This weekend Dan and I journeyed south to Morehead City on some wedding business. It was a great weekend, full of the unexpected and a lot of fun. My two brothers, Reid and Ryan, and my father and stepmother were there the whole weekend, and Dan’s parents joined us for Saturday. On Friday we were treated to what turned out to just be a boat ride on the Tortuga, as the weather turned out to be a little much past the inlet.
Dan recently finished his open water SCUBA certification, and this weekend was his first open ocean dive. Originally we had intended to take him to the USS Indra, a landing craft repair ship that is sunk in 70 feet of water. When it started to look a little rough to go offshore, we opted for the USS Theodore Parker, a liberty ship that sits in 60 feet of water inshore. Unfortunately our boat ride ended up being a “look and see.” With three foot swells none of us wanted to try and fight to dive, and I definitely didn’t want Dan’s first NC dive to be one where he got bucked off the ladder because of rough waters.

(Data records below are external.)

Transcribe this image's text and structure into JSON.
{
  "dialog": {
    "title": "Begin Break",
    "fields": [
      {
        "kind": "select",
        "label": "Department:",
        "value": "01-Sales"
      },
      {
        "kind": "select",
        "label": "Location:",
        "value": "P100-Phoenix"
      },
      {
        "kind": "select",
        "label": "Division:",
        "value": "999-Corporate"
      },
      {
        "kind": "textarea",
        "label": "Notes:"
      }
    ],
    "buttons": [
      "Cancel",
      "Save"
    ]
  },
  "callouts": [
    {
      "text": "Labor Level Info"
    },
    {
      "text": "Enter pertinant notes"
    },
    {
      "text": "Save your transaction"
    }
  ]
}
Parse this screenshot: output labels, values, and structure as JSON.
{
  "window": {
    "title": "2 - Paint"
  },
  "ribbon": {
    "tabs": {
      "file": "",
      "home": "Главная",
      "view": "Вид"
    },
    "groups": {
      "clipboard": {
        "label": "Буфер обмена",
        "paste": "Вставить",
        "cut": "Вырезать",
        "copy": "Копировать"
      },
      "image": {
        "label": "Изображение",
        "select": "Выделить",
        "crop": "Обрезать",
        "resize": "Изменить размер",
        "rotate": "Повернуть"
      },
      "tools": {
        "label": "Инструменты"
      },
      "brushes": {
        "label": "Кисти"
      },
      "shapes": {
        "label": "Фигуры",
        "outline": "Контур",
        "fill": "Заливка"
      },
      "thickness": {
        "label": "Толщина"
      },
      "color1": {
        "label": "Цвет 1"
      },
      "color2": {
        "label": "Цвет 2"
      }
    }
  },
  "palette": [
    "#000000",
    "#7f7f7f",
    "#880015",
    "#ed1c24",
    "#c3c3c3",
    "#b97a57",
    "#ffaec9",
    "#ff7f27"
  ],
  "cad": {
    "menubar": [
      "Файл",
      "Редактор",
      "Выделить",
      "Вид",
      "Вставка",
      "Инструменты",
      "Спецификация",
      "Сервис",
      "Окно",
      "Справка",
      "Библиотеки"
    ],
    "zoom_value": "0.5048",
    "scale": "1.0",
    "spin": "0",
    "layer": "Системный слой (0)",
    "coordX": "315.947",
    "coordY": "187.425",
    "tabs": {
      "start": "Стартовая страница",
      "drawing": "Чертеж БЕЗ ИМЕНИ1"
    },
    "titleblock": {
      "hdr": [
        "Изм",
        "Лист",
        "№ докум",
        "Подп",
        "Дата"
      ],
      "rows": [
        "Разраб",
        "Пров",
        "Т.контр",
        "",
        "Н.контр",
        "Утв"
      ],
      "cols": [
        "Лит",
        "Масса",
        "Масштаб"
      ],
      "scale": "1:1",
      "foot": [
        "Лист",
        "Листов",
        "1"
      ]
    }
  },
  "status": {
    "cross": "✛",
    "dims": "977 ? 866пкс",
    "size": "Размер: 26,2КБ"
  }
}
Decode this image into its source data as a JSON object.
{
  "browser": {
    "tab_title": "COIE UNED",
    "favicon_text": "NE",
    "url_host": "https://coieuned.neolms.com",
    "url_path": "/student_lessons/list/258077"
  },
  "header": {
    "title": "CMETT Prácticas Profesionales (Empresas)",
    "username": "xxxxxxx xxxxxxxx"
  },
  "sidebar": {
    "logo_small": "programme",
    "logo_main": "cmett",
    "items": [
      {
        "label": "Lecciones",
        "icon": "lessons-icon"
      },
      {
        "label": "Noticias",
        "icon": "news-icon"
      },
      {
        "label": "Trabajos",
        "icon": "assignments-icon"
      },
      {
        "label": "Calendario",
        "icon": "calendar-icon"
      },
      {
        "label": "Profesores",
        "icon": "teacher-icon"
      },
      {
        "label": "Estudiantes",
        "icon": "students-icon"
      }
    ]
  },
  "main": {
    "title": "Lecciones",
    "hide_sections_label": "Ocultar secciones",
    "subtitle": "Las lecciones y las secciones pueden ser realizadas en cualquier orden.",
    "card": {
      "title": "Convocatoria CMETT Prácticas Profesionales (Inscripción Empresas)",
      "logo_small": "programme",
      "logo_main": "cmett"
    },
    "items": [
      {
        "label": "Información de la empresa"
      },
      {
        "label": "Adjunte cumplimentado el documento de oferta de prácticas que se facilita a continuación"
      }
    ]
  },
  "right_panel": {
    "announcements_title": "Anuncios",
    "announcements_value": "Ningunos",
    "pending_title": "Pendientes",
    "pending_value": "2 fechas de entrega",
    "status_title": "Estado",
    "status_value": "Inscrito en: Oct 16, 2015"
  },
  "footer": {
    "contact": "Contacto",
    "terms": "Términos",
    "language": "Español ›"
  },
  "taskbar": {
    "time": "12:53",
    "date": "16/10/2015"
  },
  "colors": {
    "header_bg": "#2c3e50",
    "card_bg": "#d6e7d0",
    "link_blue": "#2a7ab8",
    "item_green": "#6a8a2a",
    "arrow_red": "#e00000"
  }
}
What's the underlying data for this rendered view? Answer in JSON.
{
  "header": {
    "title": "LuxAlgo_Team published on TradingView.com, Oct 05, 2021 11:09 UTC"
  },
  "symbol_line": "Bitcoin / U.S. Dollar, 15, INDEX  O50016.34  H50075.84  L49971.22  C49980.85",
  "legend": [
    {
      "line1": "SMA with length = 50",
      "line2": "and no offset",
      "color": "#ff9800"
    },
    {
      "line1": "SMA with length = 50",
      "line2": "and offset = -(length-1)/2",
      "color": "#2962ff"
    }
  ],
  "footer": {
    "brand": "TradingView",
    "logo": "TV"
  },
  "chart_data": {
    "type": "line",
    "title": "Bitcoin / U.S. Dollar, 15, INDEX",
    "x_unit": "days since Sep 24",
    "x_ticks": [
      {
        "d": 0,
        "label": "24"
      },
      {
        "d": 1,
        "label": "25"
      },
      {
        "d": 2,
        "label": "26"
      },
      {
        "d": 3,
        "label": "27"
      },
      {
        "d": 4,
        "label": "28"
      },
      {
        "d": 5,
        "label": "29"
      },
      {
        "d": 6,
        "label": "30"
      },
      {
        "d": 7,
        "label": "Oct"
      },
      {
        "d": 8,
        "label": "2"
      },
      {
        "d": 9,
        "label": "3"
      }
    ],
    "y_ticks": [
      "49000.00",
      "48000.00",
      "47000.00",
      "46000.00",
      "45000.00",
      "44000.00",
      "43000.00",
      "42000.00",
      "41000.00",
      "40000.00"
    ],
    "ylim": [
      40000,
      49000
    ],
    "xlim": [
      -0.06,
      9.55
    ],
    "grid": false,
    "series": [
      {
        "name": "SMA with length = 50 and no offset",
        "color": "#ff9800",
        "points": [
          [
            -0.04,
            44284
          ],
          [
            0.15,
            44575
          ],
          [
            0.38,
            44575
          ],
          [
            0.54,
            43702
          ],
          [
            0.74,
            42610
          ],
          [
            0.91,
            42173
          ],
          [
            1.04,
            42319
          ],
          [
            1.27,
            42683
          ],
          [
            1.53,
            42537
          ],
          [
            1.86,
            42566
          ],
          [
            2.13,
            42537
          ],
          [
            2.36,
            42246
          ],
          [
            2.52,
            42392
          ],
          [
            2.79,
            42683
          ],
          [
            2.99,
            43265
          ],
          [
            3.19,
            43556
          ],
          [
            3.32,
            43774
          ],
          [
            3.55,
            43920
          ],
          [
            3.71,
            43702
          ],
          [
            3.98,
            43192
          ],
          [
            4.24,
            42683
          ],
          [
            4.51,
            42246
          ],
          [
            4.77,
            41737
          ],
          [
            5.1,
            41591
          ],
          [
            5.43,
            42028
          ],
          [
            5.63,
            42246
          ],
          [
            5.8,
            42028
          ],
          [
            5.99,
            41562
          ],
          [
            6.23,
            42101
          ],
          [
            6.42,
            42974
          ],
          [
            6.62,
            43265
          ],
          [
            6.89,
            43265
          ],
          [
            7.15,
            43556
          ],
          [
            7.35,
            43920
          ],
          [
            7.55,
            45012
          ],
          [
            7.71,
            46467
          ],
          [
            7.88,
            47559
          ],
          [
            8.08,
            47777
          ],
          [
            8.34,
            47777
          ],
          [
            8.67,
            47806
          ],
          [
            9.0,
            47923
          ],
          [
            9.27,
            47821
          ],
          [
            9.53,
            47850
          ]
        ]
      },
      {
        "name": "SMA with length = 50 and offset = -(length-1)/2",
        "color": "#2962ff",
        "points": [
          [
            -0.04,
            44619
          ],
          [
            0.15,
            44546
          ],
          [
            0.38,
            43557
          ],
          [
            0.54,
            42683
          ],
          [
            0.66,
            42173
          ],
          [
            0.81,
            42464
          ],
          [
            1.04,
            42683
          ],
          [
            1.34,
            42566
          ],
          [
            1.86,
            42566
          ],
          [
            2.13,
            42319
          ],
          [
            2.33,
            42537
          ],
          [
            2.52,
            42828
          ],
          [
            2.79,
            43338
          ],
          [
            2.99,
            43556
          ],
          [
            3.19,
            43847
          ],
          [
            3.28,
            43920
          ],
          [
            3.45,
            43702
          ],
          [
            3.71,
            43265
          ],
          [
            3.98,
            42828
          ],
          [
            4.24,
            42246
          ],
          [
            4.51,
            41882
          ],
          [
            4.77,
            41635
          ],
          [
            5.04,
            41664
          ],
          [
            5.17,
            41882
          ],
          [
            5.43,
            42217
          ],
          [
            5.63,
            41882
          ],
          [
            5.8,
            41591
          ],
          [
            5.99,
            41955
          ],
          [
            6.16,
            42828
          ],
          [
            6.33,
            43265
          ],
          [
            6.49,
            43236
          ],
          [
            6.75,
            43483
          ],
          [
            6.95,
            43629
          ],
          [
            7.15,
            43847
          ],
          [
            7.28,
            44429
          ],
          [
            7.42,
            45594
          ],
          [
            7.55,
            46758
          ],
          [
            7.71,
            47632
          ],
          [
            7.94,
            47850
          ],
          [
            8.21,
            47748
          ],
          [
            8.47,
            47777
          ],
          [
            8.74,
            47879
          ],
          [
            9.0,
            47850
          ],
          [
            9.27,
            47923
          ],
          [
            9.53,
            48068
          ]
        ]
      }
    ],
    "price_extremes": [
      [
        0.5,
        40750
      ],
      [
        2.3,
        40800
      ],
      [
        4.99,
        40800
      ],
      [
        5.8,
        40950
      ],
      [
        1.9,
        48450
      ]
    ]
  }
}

We were all really bummed out on the way back, because there’s nothing quite as depressing as going to all the trouble to gear up and ride out there only to have to scratch the dive. However, my brother Reid saved the day by suggesting that we do a drift dive on the Beaufort Rock Jetty. Jetties aren’t necessarily my favorite dives, but in a tight spot they’re fun and most importantly they afford you the opportunity to breathe underwater, which is the main goal.
We switched over to a smaller boat and motored over there. Most people who dive the jetty drive up and carry their gear to the water, but we have a 20′ Robolo that’s the perfect size to pull up and anchor. Reid, who is my father’s first mate and a recent divemaster, was going to dive with us, but in poor DM form shook us within a few minutes of descending. Thankfully we’re fully competent and didn’t need his pretentious hovering anyway. The dive was a drift dive with 3-5 feet of visibility in 30-40 feet of water, and I had such a good time. Since we live in DC we don’t get to dive as often as we’d like, and just being underwater was good enough for us.
Dan also had a wonderful time. I keep telling him that not a lot of people would have enjoyed that dive, and even fewer would have raved about it. I could not have been happier that Dan loved North Carolina diving. I’m taking it as an incredibly good sign that he had a great time in what were pretty much the worst case scenario conditions. Usually the perpetual pessimist, he found the best in the situation, which makes me happier than I can even express. I can’t wait to show him what NC can offer on a good day.
After Reid ditched us, he speared a flounder and a small tautog. When we got home he cleaned them, breaded them, and fried them for fish sandwiches. I love flounder and this was probably as fresh as it gets. We ate that fish within two hours of spearing it, and it was completely delicious. Later in the weekend my dad made freshly caught grouper fingers, which were equally amazing.
My dad’s friend Scotty (the one he wrote a book about) turned him on to the House of Autry fish breading a few years ago, which is what my dad uses pretty exclusively on his fish these days. I meant to take a look at the ingredients, but if I had to take a guess, I would say it’s cornmeal, flour, and some spices. If you can find House of Autry, you can use that, or you could make your own breading. My dad also crumbles up some triscuits (or potato chips if you’re in a tight spot) and mixes them in for some crunch.
We ate the flounder on sandwiches with fresh tomato, salt and pepper, and a little dijonaisse (the only condiment in the refrigerator- tartar sauce would have been preferable). The grouper was cut and fried in fingers, perfect for eating alone or dipped in some dijonaisse. It combined two of my favorite southern culinary treats- tomato sandwiches and fried fish. I know that it seems insanely simple and that the foodie in me should revolt, but no food makes me close my eyes and sigh a sigh of pure happiness like fresh fish and tomato.
Fried Flounder Sandwiches
1 whole flounder, or 2 flounder filets
2 cups House of Autry seafood breader
1/2 cup crunched triscuits
1 cup peanut oil
Salt & pepper
If you’re working with a whole flounder, you want to skin and filet it.
Combine your breader with the triscuits in a bag. Throw the filets in the bag and shake until thoroughly coated.
In a large skillet, heat your peanut oil until it bubbles around the bottom of a wooden spoon, or dances when you splash water in it. These are very scientific tests, clearly.
Place your fish in the oil and cook 4-5 minutes on each side, or until golden brown. While the fish is cooking, slice the tomato, toast the rolls, and spread on some tartar sauce. When the fish is cooked, toss those on the sandwich, put your feet up on the front porch, and enjoy.